• **Web page and app entries**:
········

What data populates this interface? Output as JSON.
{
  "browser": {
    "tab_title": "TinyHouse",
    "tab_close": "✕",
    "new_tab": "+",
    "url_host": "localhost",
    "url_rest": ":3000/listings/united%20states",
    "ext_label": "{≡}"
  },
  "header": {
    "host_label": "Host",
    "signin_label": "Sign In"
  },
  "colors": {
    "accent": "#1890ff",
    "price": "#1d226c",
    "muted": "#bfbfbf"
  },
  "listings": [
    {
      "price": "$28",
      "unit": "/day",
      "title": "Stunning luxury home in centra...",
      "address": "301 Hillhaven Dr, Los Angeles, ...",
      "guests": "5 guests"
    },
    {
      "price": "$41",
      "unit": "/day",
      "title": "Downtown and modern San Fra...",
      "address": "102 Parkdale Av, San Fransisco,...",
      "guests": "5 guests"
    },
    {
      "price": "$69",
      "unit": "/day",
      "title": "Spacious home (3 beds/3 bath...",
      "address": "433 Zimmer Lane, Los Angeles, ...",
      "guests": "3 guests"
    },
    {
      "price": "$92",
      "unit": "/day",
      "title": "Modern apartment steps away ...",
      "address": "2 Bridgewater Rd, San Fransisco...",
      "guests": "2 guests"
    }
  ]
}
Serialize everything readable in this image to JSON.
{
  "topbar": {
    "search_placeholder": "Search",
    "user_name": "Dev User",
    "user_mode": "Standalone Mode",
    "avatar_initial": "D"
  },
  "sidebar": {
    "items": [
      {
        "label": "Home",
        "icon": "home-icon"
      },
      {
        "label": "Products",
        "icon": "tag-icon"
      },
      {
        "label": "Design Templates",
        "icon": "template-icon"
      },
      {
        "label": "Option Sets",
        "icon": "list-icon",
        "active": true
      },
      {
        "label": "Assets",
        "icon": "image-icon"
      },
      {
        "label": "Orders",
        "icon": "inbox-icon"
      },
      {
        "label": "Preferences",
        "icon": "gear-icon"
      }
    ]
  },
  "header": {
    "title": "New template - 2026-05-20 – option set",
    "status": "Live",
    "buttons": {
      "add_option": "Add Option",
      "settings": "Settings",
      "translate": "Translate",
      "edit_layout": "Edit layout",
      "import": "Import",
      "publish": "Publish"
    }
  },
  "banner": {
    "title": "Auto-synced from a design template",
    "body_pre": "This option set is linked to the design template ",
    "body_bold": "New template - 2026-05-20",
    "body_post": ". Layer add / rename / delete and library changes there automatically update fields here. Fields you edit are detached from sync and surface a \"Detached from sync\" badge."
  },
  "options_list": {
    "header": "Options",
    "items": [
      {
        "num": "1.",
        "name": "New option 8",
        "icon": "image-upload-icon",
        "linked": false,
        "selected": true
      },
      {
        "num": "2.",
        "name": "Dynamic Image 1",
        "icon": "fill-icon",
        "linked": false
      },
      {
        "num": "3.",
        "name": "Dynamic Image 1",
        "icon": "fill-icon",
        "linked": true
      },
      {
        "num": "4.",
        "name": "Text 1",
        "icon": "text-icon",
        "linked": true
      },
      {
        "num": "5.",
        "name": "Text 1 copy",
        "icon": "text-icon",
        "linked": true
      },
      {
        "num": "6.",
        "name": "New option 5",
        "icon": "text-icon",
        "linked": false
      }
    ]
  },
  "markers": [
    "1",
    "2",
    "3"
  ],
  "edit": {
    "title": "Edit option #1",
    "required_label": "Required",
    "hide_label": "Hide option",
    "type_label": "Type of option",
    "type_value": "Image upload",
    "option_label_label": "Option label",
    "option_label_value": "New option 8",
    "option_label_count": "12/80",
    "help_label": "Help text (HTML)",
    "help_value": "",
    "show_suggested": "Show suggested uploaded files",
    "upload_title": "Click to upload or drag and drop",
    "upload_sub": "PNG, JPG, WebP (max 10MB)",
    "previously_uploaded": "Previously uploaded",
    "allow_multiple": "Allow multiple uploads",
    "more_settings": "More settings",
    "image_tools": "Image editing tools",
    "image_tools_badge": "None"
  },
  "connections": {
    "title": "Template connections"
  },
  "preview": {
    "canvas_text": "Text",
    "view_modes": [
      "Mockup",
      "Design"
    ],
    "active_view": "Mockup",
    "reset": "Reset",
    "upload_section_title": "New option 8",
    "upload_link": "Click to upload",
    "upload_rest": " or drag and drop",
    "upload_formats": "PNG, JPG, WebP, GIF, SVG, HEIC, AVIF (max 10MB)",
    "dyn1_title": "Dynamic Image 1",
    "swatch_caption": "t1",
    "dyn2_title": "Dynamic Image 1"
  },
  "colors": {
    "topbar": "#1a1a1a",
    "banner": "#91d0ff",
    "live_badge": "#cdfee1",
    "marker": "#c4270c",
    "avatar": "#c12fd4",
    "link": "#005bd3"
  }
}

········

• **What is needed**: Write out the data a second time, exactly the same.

• **Task result**:
What data populates this interface? Output as JSON.
{
  "browser": {
    "tab_title": "TinyHouse",
    "tab_close": "✕",
    "new_tab": "+",
    "url_host": "localhost",
    "url_rest": ":3000/listings/united%20states",
    "ext_label": "{≡}"
  },
  "header": {
    "host_label": "Host",
    "signin_label": "Sign In"
  },
  "colors": {
    "accent": "#1890ff",
    "price": "#1d226c",
    "muted": "#bfbfbf"
  },
  "listings": [
    {
      "price": "$28",
      "unit": "/day",
      "title": "Stunning luxury home in centra...",
      "address": "301 Hillhaven Dr, Los Angeles, ...",
      "guests": "5 guests"
    },
    {
      "price": "$41",
      "unit": "/day",
      "title": "Downtown and modern San Fra...",
      "address": "102 Parkdale Av, San Fransisco,...",
      "guests": "5 guests"
    },
    {
      "price": "$69",
      "unit": "/day",
      "title": "Spacious home (3 beds/3 bath...",
      "address": "433 Zimmer Lane, Los Angeles, ...",
      "guests": "3 guests"
    },
    {
      "price": "$92",
      "unit": "/day",
      "title": "Modern apartment steps away ...",
      "address": "2 Bridgewater Rd, San Fransisco...",
      "guests": "2 guests"
    }
  ]
}
Serialize everything readable in this image to JSON.
{
  "topbar": {
    "search_placeholder": "Search",
    "user_name": "Dev User",
    "user_mode": "Standalone Mode",
    "avatar_initial": "D"
  },
  "sidebar": {
    "items": [
      {
        "label": "Home",
        "icon": "home-icon"
      },
      {
        "label": "Products",
        "icon": "tag-icon"
      },
      {
        "label": "Design Templates",
        "icon": "template-icon"
      },
      {
        "label": "Option Sets",
        "icon": "list-icon",
        "active": true
      },
      {
        "label": "Assets",
        "icon": "image-icon"
      },
      {
        "label": "Orders",
        "icon": "inbox-icon"
      },
      {
        "label": "Preferences",
        "icon": "gear-icon"
      }
    ]
  },
  "header": {
    "title": "New template - 2026-05-20 – option set",
    "status": "Live",
    "buttons": {
      "add_option": "Add Option",
      "settings": "Settings",
      "translate": "Translate",
      "edit_layout": "Edit layout",
      "import": "Import",
      "publish": "Publish"
    }
  },
  "banner": {
    "title": "Auto-synced from a design template",
    "body_pre": "This option set is linked to the design template ",
    "body_bold": "New template - 2026-05-20",
    "body_post": ". Layer add / rename / delete and library changes there automatically update fields here. Fields you edit are detached from sync and surface a \"Detached from sync\" badge."
  },
  "options_list": {
    "header": "Options",
    "items": [
      {
        "num": "1.",
        "name": "New option 8",
        "icon": "image-upload-icon",
        "linked": false,
        "selected": true
      },
      {
        "num": "2.",
        "name": "Dynamic Image 1",
        "icon": "fill-icon",
        "linked": false
      },
      {
        "num": "3.",
        "name": "Dynamic Image 1",
        "icon": "fill-icon",
        "linked": true
      },
      {
        "num": "4.",
        "name": "Text 1",
        "icon": "text-icon",
        "linked": true
      },
      {
        "num": "5.",
        "name": "Text 1 copy",
        "icon": "text-icon",
        "linked": true
      },
      {
        "num": "6.",
        "name": "New option 5",
        "icon": "text-icon",
        "linked": false
      }
    ]
  },
  "markers": [
    "1",
    "2",
    "3"
  ],
  "edit": {
    "title": "Edit option #1",
    "required_label": "Required",
    "hide_label": "Hide option",
    "type_label": "Type of option",
    "type_value": "Image upload",
    "option_label_label": "Option label",
    "option_label_value": "New option 8",
    "option_label_count": "12/80",
    "help_label": "Help text (HTML)",
    "help_value": "",
    "show_suggested": "Show suggested uploaded files",
    "upload_title": "Click to upload or drag and drop",
    "upload_sub": "PNG, JPG, WebP (max 10MB)",
    "previously_uploaded": "Previously uploaded",
    "allow_multiple": "Allow multiple uploads",
    "more_settings": "More settings",
    "image_tools": "Image editing tools",
    "image_tools_badge": "None"
  },
  "connections": {
    "title": "Template connections"
  },
  "preview": {
    "canvas_text": "Text",
    "view_modes": [
      "Mockup",
      "Design"
    ],
    "active_view": "Mockup",
    "reset": "Reset",
    "upload_section_title": "New option 8",
    "upload_link": "Click to upload",
    "upload_rest": " or drag and drop",
    "upload_formats": "PNG, JPG, WebP, GIF, SVG, HEIC, AVIF (max 10MB)",
    "dyn1_title": "Dynamic Image 1",
    "swatch_caption": "t1",
    "dyn2_title": "Dynamic Image 1"
  },
  "colors": {
    "topbar": "#1a1a1a",
    "banner": "#91d0ff",
    "live_badge": "#cdfee1",
    "marker": "#c4270c",
    "avatar": "#c12fd4",
    "link": "#005bd3"
  }
}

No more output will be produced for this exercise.